**HOW TO COMPLETE THIS TASK:** If an entry below holds a picture, leave the picture out and print the rest exactly.

** RECORDED INFORMATION follows **

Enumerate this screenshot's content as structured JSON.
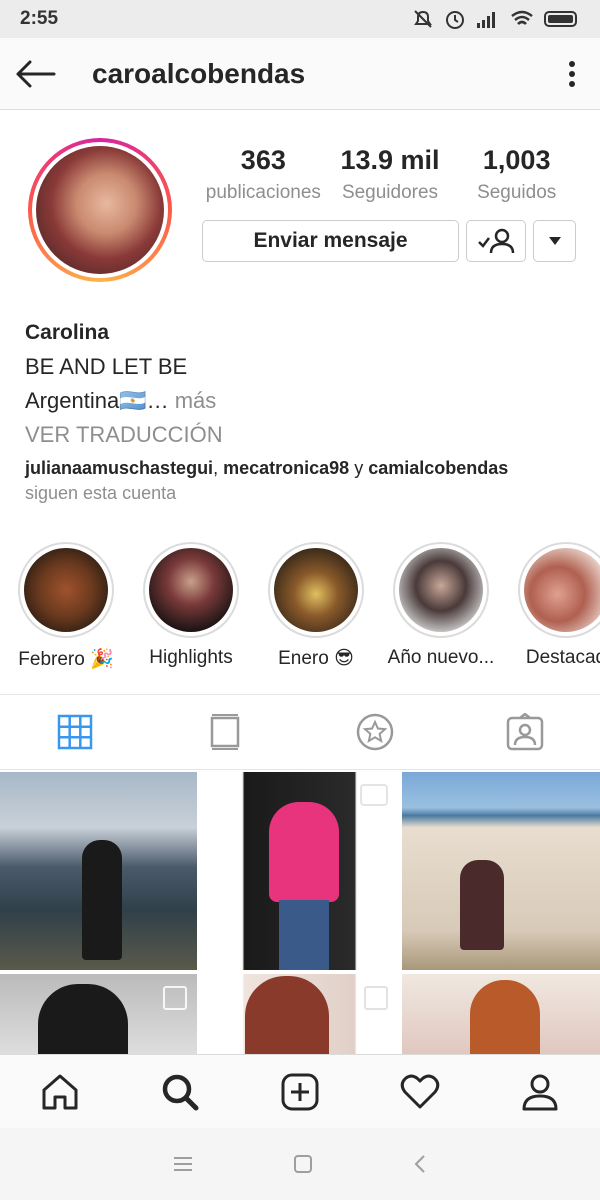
{
  "status_bar": {
    "time": "2:55"
  },
  "header": {
    "username": "caroalcobendas"
  },
  "stats": [
    {
      "value": "363",
      "label": "publicaciones"
    },
    {
      "value": "13.9 mil",
      "label": "Seguidores"
    },
    {
      "value": "1,003",
      "label": "Seguidos"
    }
  ],
  "actions": {
    "message_label": "Enviar mensaje"
  },
  "bio": {
    "name": "Carolina",
    "line1": "BE AND LET BE",
    "line2": "Argentina🇦🇷…",
    "more": "más",
    "translate": "VER TRADUCCIÓN"
  },
  "followed_by": {
    "user1": "julianaamuschastegui",
    "sep1": ",",
    "user2": "mecatronica98",
    "and": "y",
    "user3": "camialcobendas",
    "suffix": "siguen esta cuenta"
  },
  "highlights": [
    {
      "label": "Febrero 🎉"
    },
    {
      "label": "Highlights"
    },
    {
      "label": "Enero 😎"
    },
    {
      "label": "Año nuevo..."
    },
    {
      "label": "Destacad"
    }
  ],
  "colors": {
    "accent": "#3897f0",
    "text": "#262626",
    "muted": "#8e8e8e"
  }
}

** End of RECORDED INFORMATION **

**ANSWER TO THIS TASK:**
Enumerate this screenshot's content as structured JSON.
{
  "status_bar": {
    "time": "2:55"
  },
  "header": {
    "username": "caroalcobendas"
  },
  "stats": [
    {
      "value": "363",
      "label": "publicaciones"
    },
    {
      "value": "13.9 mil",
      "label": "Seguidores"
    },
    {
      "value": "1,003",
      "label": "Seguidos"
    }
  ],
  "actions": {
    "message_label": "Enviar mensaje"
  },
  "bio": {
    "name": "Carolina",
    "line1": "BE AND LET BE",
    "line2": "Argentina🇦🇷…",
    "more": "más",
    "translate": "VER TRADUCCIÓN"
  },
  "followed_by": {
    "user1": "julianaamuschastegui",
    "sep1": ",",
    "user2": "mecatronica98",
    "and": "y",
    "user3": "camialcobendas",
    "suffix": "siguen esta cuenta"
  },
  "highlights": [
    {
      "label": "Febrero 🎉"
    },
    {
      "label": "Highlights"
    },
    {
      "label": "Enero 😎"
    },
    {
      "label": "Año nuevo..."
    },
    {
      "label": "Destacad"
    }
  ],
  "colors": {
    "accent": "#3897f0",
    "text": "#262626",
    "muted": "#8e8e8e"
  }
}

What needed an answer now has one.